EMDR uses visual stimulation to help someone process and deal with their trauma.
During an EMDR session, clients will go back through their traumatic or triggering experiences in a controlled setting.
The goal of EMDR therapy is to process the past experience that is causing problems completely. A complete EMDR treatment aims to treat the lasting symptoms of trauma. It will focus on:
- Past memories
- Present disturbance
- Future actions
During the recollection, the therapist will direct your eye movements or use a series of taps. Often, traumatic memories can be overwhelming. EMDR is effective because it reduces the impact of recalling traumatic memories while still enabling you to process them.
Clients remain in total control throughout the session and can stop at any point. We understand that treating trauma is a delicate process, and we want your time with us to be as comfortable as possible.
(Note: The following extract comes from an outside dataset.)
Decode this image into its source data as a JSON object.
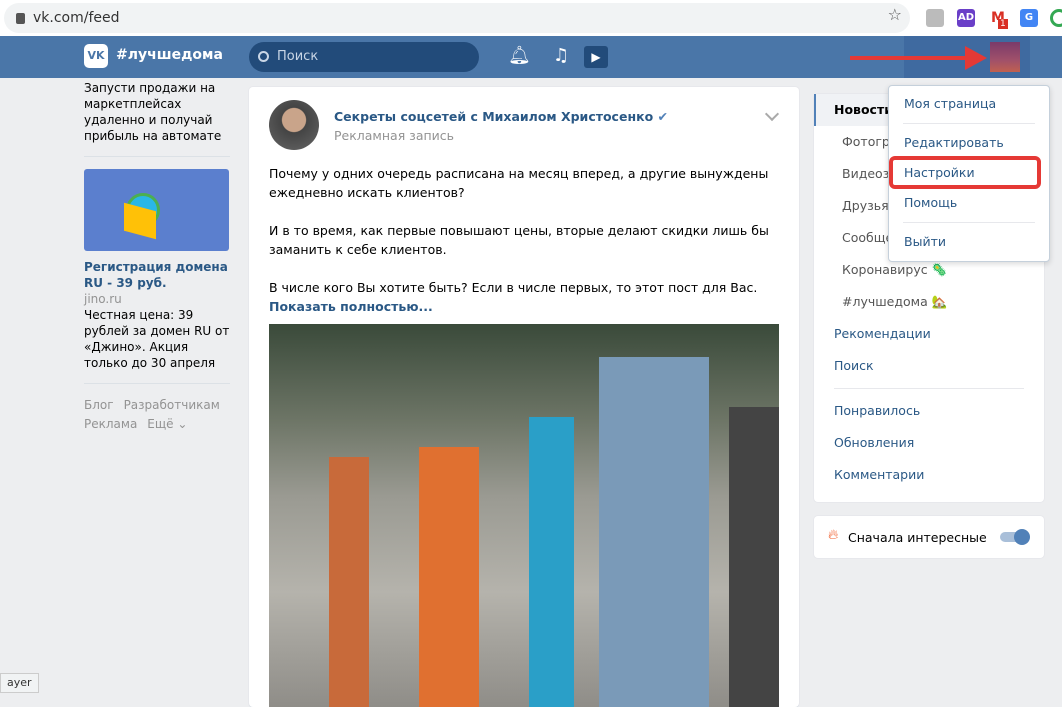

EMDR is unique in the way that clients do not have to discuss traumatic memories in detail. EMDR targets the event and allows the brain to process the associated memories and emotions without delving into the subject. EMDR is especially useful for clients who have difficulty talking about their past.
EMDR sessions at Cirque Lodge usually last between 60-90 minutes. After each session, we ask the clients what came into their minds during the session. It might be that they experienced a change in feeling or belief about the event. EMDR can be a stand-alone treatment, and it also compliments the other therapies we offer. EMDR takes place in eight different phases over a series of sessions.
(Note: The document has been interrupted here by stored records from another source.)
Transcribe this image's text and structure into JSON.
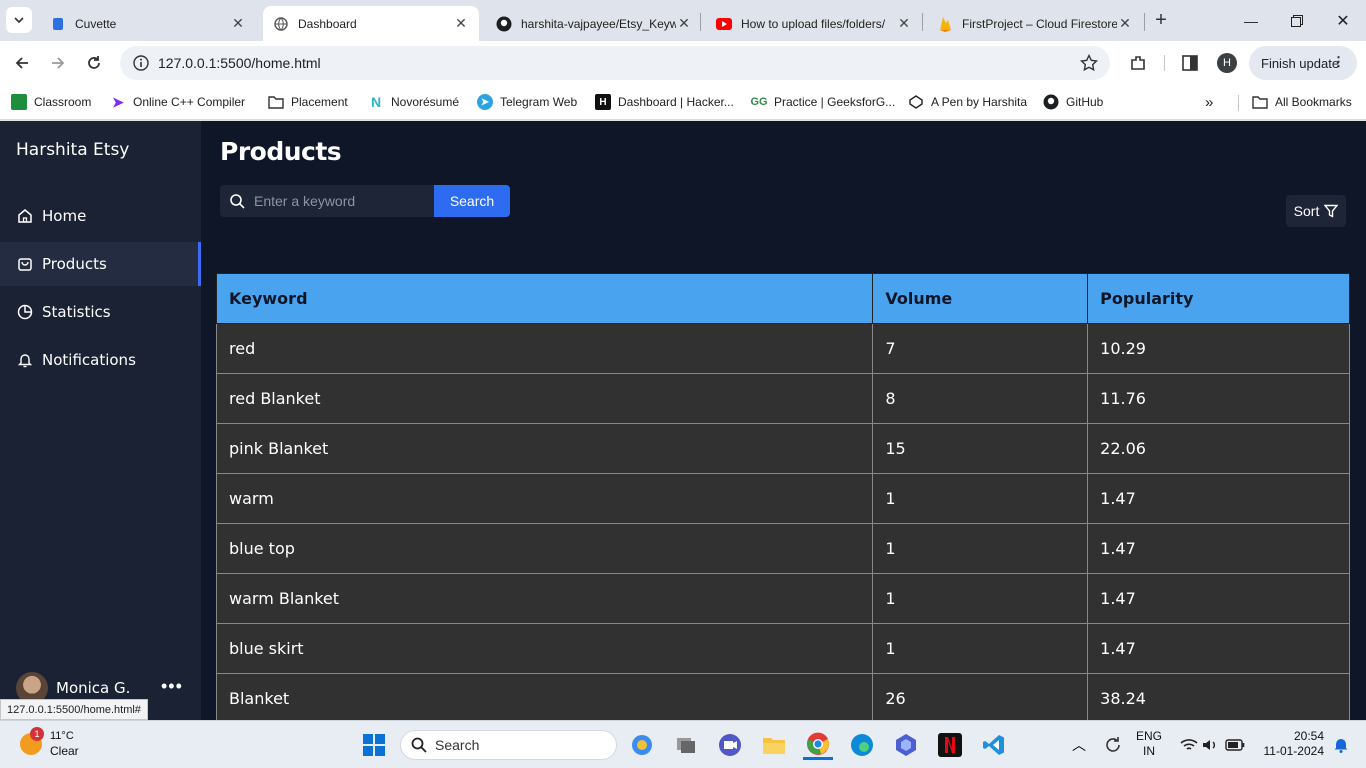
{
  "browser": {
    "tabs": [
      {
        "title": "Cuvette",
        "icon": "cuvette-icon"
      },
      {
        "title": "Dashboard",
        "icon": "globe-icon",
        "active": true
      },
      {
        "title": "harshita-vajpayee/Etsy_Keyw",
        "icon": "github-icon"
      },
      {
        "title": "How to upload files/folders/",
        "icon": "youtube-icon"
      },
      {
        "title": "FirstProject – Cloud Firestore",
        "icon": "firebase-icon"
      }
    ],
    "url": "127.0.0.1:5500/home.html",
    "profile_initial": "H",
    "finish_update_label": "Finish update",
    "bookmarks": [
      "Classroom",
      "Online C++ Compiler",
      "Placement",
      "Novorésumé",
      "Telegram Web",
      "Dashboard | Hacker...",
      "Practice | GeeksforG...",
      "A Pen by Harshita",
      "GitHub"
    ],
    "all_bookmarks_label": "All Bookmarks",
    "status_url": "127.0.0.1:5500/home.html#"
  },
  "sidebar": {
    "brand": "Harshita Etsy",
    "items": [
      {
        "label": "Home",
        "icon": "home-icon"
      },
      {
        "label": "Products",
        "icon": "bag-icon",
        "active": true
      },
      {
        "label": "Statistics",
        "icon": "pie-chart-icon"
      },
      {
        "label": "Notifications",
        "icon": "bell-icon"
      }
    ],
    "user_name": "Monica G."
  },
  "main": {
    "title": "Products",
    "search": {
      "placeholder": "Enter a keyword",
      "button_label": "Search"
    },
    "sort_label": "Sort",
    "table": {
      "headers": [
        "Keyword",
        "Volume",
        "Popularity"
      ],
      "rows": [
        [
          "red",
          "7",
          "10.29"
        ],
        [
          "red Blanket",
          "8",
          "11.76"
        ],
        [
          "pink Blanket",
          "15",
          "22.06"
        ],
        [
          "warm",
          "1",
          "1.47"
        ],
        [
          "blue top",
          "1",
          "1.47"
        ],
        [
          "warm Blanket",
          "1",
          "1.47"
        ],
        [
          "blue skirt",
          "1",
          "1.47"
        ],
        [
          "Blanket",
          "26",
          "38.24"
        ]
      ]
    }
  },
  "taskbar": {
    "weather_temp": "11°C",
    "weather_desc": "Clear",
    "weather_badge": "1",
    "search_placeholder": "Search",
    "lang_top": "ENG",
    "lang_bottom": "IN",
    "time": "20:54",
    "date": "11-01-2024"
  },
  "colors": {
    "accent": "#3b6cf6",
    "table_header": "#4aa3ef",
    "app_bg": "#0f1627",
    "sidebar_bg": "#1b2234"
  }
}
Phase 1: History and Treatment Planning
This period usually takes between 1 or 2 sessions at the start of therapy. It is a reflective practice we will refer back to during treatment if we uncover new problems.
We will discuss what the client thinks the specific problem is that brought them to therapy and how it manifests in behaviors and symptoms. We develop a customized treatment plan that looks at:
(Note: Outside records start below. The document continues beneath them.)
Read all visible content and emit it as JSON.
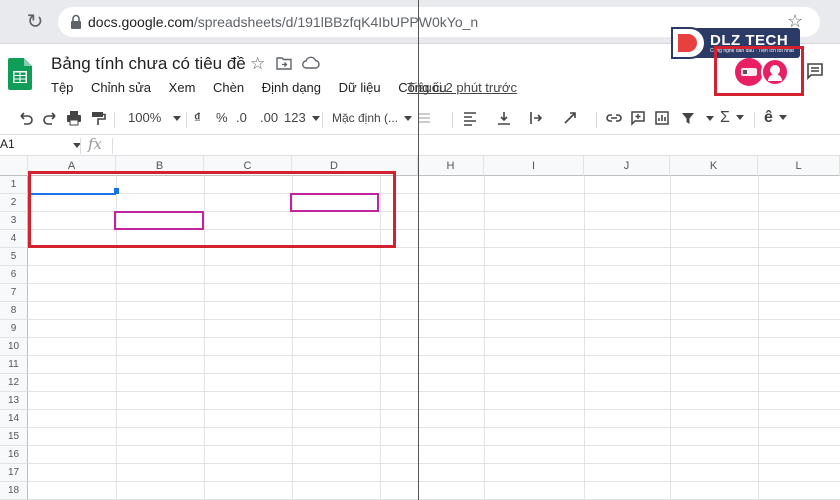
{
  "browser": {
    "url_main": "docs.google.com",
    "url_path": "/spreadsheets/d/191lBBzfqK4IbUPPW0kYo_n"
  },
  "doc": {
    "title": "Bảng tính chưa có tiêu đề",
    "menu": [
      "Tệp",
      "Chỉnh sửa",
      "Xem",
      "Chèn",
      "Định dạng",
      "Dữ liệu",
      "Công cụ"
    ],
    "last_edit": "Tiêuối 2 phút trước"
  },
  "brand": {
    "name": "DLZ TECH",
    "tagline": "Công nghệ dẫn đầu · Tiện ích tốt nhất"
  },
  "toolbar": {
    "zoom": "100%",
    "currency": "₫",
    "percent": "%",
    "dec_decrease": ".0",
    "dec_increase": ".00",
    "format_more": "123",
    "font": "Mặc định (...",
    "sigma": "Σ",
    "font_style": "ê"
  },
  "formula": {
    "cell_ref": "A1",
    "fx": "fx"
  },
  "grid": {
    "columns": [
      "A",
      "B",
      "C",
      "D",
      "H",
      "I",
      "J",
      "K",
      "L"
    ],
    "rows": [
      "1",
      "2",
      "3",
      "4",
      "5",
      "6",
      "7",
      "8",
      "9",
      "10",
      "11",
      "12",
      "13",
      "14",
      "15",
      "16",
      "17",
      "18"
    ]
  },
  "colors": {
    "accent": "#1a73e8",
    "annotation_red": "#d3212f",
    "annotation_pink": "#c0259d",
    "sheets_green": "#0f9d58"
  }
}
- The past events that created the problem – the target events
- The present distressing effects
- The skills and behaviors the client needs to learn for their recovery
Phase 2: Preparation
In Phase 2, the therapist will explain how EMDR works, how the sessions work, and what they can expect during the sessions.
One of the goals of this phase is to create a client-therapist bond. Our therapists teach clients techniques they can use to deal with emotional disturbances quickly outside of the therapy sessions.
Phase 3: Assessment
In Phase 3, the client approaches each of their therapy targets in an organized and controlled way. For EMDR to be effective, the client must process their past experiences. This does not simply mean talking about it. Processing means ‘digesting’ past problems and ‘refiling’ them with appropriate emotions.
Clients will choose a specific image connected to the target event and will select a statement that shows a negative self-belief with the event. Although intellectually, we can know that these are false, they can still affect us emotionally. These self-beliefs could be statements such as:
- ‘I am bad.’
- ‘I am dirty.’
- ‘I am worthless.’
The client will rate their negative belief using a Subjective Unit of Disturbance (SUD) scale of 0 (no disturbance) to 10 (highly disturbing).
Clients then choose a positive statement that they would rather believe and assess the strength of that belief. The long–term goal is to increase the belief in the positive and reduce the belief in the negative.
Phase 4: Desensitization
This stage examines the client’s emotions, sensations, and responses to the target event. Often, traumatic events affect us in a complex way – this phase gives us a chance to resolve any similar events that might have happened.
During these sessions, the therapist leads the person in sets of eye movements, sounds, or taps until their SUD scale is lower than two, although ideally, it will be zero.
Phase 5: Installation
This stage focuses on strengthening the power of the positive belief our client has chosen to replace their original negative belief. The strength of their belief will be measured using the Validity of Cognition (VOC) scale.
The VOC uses a 1-7 scale, with 1 representing the lowest belief and 7 being the highest. Ideally, during this phase, the client’s VOC score for the positive belief will increase to a minimum of 5 or 6.
Phase 6: Body Scan
Following strengthening the positive cognition, the therapist will ask the client to think about the original target and see if any tension remains in their body. Trauma affects us on both a physical and mental level, so it is important to tackle both of these aspects.
If there is residual tension, the therapist and client will target these feelings for processing.
Phase 7: Closure
The goal of closure is to make sure that the person leaves each session feeling better than the start. If the client has not processed the entire traumatic event, our therapist will show the client various self-calming techniques to restore a feeling of equilibrium.
At Cirque Lodge, we encourage our clients to keep a journal to record their experiences throughout the therapy and keep track of which calming exercises were the most effective.
Phase 8: Reevaluation
Each session opens with reevaluation, which is vital for measuring the success of the therapy over time. Although our clients often feel better quickly with EMDR, it is crucial to complete the entire treatment course.